Review: “Ghost” History Walk at Prospect Cemetery

Prospect Cemetery. Brackenridge. Graves. Headstones. Full moon.
Prospect Cemetery, Brackenridge, PA. October 2019. (Photo: Jenny Gaffron Woytek)

I attended a “ghost” history walk in Prospect Cemetery last week.

The people of Brackenridge, PA, established Prospect Cemetery in 1864.

This cemetery includes markers from as far back as 1817. (The Victorians moved graves to Prospect from other local burying grounds.)

The remains of Brackenridge’s founder and namesake (Judge Henry Marie Brackenridge) and his family rest here.

The 13 acre cemetery sits on a hill overlooking the Allegheny River, upstream from Pittsburgh.

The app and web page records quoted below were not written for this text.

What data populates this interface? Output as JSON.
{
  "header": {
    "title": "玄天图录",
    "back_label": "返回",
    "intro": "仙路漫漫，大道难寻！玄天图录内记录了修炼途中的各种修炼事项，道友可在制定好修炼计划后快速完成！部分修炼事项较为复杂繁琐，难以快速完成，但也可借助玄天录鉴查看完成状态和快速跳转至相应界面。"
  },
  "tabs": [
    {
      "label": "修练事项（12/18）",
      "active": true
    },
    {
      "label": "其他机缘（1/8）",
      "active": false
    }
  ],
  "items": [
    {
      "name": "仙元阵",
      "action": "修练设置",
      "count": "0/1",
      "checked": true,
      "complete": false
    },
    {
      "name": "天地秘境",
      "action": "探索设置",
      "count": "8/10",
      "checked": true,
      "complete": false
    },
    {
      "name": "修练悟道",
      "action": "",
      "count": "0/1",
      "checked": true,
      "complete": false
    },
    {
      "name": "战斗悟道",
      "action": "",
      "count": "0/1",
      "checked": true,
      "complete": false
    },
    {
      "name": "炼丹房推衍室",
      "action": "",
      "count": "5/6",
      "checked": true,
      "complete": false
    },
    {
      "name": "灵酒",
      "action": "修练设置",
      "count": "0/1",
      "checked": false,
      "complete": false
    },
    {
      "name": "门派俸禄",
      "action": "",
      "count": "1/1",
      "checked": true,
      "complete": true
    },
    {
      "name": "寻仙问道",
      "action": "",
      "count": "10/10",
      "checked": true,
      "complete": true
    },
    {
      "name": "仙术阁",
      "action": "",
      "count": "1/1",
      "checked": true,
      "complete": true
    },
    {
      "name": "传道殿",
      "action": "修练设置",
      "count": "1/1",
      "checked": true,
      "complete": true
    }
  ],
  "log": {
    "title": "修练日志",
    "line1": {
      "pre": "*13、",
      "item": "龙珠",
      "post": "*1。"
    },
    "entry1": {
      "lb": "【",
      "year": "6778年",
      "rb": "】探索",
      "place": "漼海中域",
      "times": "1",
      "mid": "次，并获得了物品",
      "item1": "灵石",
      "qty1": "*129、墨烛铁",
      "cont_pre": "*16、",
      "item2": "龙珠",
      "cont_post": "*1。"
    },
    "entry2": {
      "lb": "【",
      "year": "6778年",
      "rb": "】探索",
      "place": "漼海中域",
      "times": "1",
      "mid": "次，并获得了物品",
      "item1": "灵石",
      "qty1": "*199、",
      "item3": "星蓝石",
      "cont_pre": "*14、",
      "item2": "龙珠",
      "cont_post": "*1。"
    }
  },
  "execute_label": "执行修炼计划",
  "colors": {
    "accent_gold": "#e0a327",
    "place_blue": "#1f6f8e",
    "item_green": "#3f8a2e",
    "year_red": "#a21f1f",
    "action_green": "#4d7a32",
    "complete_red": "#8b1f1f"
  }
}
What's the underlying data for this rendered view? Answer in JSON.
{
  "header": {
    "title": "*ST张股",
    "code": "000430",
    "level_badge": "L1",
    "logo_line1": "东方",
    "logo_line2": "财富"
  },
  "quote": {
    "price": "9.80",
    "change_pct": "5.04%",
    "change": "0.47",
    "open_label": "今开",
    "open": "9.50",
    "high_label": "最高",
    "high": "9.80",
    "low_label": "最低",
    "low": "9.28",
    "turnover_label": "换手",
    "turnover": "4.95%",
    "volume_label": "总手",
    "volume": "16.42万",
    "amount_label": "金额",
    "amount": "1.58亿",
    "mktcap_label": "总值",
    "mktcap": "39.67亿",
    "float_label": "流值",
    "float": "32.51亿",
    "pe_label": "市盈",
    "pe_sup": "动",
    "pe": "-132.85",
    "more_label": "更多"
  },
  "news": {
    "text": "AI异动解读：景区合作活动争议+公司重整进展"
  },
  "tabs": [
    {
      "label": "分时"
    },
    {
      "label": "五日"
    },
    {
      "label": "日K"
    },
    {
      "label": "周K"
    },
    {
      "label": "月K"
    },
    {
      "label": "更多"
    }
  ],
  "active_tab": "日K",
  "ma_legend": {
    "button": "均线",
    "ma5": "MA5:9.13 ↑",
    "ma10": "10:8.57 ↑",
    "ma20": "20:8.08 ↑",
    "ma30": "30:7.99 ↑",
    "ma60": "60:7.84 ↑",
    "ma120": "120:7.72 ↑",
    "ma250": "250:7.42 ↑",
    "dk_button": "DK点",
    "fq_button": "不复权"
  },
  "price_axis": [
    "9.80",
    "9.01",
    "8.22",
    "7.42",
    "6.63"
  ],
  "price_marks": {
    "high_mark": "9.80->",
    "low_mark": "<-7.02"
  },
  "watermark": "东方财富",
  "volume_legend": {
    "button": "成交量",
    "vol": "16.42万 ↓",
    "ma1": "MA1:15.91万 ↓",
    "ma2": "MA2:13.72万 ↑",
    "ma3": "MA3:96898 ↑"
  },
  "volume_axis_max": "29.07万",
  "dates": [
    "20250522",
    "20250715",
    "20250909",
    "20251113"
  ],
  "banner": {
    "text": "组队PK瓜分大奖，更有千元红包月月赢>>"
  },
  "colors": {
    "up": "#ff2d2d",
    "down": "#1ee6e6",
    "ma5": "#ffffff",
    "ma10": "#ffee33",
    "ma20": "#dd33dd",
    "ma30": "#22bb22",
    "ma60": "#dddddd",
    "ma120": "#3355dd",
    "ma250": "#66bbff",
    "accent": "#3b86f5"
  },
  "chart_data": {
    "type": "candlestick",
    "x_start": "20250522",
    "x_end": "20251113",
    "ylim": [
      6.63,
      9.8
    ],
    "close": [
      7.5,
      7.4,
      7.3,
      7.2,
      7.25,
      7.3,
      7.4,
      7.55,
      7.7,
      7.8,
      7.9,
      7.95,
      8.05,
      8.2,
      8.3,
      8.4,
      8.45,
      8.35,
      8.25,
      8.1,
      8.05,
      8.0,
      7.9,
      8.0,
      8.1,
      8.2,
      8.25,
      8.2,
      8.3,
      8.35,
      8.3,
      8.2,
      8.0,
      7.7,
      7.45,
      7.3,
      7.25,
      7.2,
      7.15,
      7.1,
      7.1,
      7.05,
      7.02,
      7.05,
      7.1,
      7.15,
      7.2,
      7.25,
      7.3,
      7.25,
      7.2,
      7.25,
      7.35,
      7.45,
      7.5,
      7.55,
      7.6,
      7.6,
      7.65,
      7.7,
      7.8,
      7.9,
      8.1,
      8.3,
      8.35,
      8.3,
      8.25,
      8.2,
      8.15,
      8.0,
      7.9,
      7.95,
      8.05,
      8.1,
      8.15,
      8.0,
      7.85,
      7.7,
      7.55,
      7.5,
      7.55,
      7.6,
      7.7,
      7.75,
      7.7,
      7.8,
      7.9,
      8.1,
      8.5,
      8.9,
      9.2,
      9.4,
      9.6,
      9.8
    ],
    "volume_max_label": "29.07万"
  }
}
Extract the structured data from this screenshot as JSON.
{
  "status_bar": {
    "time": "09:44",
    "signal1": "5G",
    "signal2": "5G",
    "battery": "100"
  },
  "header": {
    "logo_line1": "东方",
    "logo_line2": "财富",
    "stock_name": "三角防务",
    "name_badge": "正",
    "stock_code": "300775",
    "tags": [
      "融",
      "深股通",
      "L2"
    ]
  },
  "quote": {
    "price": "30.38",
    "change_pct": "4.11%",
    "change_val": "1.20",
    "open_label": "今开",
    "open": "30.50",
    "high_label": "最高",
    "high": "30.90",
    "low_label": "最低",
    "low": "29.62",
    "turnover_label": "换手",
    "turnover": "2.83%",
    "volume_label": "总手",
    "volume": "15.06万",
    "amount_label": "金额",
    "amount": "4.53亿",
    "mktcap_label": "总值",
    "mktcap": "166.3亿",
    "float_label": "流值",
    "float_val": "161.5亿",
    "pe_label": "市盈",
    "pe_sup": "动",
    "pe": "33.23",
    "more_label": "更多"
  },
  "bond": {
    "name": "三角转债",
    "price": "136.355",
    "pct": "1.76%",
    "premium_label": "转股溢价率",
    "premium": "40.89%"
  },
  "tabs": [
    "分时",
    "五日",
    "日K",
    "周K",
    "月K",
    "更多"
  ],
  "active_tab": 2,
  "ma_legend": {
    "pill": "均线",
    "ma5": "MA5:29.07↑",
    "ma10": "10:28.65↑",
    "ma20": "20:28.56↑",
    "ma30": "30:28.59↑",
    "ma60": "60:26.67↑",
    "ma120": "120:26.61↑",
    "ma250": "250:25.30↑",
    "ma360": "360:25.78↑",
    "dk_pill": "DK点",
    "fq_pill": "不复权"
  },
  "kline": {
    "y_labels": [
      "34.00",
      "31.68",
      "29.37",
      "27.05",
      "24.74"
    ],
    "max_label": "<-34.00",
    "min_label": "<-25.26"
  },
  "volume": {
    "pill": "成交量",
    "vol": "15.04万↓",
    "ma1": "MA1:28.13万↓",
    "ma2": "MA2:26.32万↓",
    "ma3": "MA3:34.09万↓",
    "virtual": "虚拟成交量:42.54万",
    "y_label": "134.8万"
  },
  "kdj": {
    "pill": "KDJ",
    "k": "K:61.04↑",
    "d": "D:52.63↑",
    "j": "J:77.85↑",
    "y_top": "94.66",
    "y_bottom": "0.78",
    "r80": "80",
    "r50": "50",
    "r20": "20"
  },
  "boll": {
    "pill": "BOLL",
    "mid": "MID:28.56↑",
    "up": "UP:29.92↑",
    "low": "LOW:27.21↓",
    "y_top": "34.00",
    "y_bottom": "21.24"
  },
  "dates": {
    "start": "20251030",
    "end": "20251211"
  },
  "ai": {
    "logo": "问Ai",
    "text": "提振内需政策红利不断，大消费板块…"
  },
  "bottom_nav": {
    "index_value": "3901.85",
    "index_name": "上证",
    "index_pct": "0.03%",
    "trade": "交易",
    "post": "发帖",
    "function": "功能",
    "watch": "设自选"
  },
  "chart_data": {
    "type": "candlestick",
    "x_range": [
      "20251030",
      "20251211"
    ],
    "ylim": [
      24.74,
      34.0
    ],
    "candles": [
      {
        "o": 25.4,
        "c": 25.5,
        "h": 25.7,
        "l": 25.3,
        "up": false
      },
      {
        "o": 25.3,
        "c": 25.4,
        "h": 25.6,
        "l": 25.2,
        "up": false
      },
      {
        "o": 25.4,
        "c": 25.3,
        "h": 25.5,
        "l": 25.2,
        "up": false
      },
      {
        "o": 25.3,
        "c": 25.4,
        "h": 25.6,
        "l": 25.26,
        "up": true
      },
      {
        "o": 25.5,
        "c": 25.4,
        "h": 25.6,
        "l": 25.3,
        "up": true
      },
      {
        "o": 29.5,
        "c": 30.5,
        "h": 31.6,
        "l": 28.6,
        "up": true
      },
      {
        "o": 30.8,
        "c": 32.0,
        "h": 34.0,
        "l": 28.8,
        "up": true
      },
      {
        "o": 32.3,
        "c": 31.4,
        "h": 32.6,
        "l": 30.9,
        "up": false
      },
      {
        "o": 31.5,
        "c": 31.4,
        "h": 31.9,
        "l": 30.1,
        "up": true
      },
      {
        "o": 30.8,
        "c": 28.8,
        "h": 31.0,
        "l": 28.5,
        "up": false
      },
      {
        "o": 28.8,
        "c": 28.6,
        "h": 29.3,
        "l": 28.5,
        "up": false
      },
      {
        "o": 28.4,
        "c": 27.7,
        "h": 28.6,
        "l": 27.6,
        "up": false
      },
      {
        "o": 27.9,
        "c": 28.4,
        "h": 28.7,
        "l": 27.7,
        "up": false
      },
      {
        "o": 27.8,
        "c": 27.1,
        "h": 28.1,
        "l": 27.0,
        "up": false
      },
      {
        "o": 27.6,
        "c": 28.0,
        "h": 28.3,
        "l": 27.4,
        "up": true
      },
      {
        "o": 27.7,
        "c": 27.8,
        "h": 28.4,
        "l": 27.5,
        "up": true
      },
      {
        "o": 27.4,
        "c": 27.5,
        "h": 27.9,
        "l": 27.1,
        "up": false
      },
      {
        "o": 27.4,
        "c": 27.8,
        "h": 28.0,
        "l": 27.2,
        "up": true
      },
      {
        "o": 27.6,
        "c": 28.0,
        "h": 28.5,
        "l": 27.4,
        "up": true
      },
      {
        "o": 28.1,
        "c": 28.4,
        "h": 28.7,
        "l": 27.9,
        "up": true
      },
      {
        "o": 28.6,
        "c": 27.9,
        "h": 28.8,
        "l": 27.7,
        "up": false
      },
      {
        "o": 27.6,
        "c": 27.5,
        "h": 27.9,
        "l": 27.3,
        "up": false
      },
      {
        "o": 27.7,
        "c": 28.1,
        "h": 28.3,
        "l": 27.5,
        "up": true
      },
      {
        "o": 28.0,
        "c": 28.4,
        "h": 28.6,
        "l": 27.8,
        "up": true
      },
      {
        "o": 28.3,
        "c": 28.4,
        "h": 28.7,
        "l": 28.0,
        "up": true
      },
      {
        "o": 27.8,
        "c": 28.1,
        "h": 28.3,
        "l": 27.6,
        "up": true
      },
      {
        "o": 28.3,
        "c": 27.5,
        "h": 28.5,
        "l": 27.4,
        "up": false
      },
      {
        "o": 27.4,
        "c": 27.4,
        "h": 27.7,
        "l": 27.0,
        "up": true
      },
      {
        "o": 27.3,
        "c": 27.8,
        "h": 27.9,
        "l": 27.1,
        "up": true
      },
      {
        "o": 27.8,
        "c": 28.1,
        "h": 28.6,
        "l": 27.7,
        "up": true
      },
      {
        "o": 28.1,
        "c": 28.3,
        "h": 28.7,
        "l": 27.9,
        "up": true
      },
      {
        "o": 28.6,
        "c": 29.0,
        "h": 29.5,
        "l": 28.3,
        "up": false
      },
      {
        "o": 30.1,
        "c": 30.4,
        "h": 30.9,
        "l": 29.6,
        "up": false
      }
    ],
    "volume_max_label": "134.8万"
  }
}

A few years ago, the cemetery met financial troubles. A local newspaper covered the issue in several articles.

Later, volunteers organized annual “history ghost walks” to raise money for cemetery upkeep.

Jonathan and I attended the walk each year. (We paid $10 per ticket this year.)

Each year’s ghost walk featured Judge Brackenridge and his wife. The other featured cemetery residents varied each year. Volunteers dressed in period costumes as “ghosts” – the people featured on that year’s tour- and reenacted that person. The “ghosts” featured included deceased community members from both the 1800’s and the 1900’s.

This year’s featured “ghosts” included TWO Civil War veterans. One of these veterans was captured at the Battle of Chickamauga and taken to Andersonville Prison. He later wrote a book about his wartime experiences. This year’s tour also included a World War I veteran who later served as a police officer for decades.

In my opinion, the “history ghost walk” is a creative solution to the cemetery’s situation.

This year’s walk occurred under a nearly-full moon.

(I’m not aware of any historical fiction that included Henry Marie Brackenridge. However, his father, Hugh Henry Brackenridge, appeared as a character in the novel The King’s Orchard by Agnes Sligh Turnbull. Hugh Henry founded the University of Pittsburgh. Here’s another blog post that I wrote about the Brackenridge family.)

Leave a Reply

Your email address will not be published. Required fields are marked *

This site uses Akismet to reduce spam. Learn how your comment data is processed.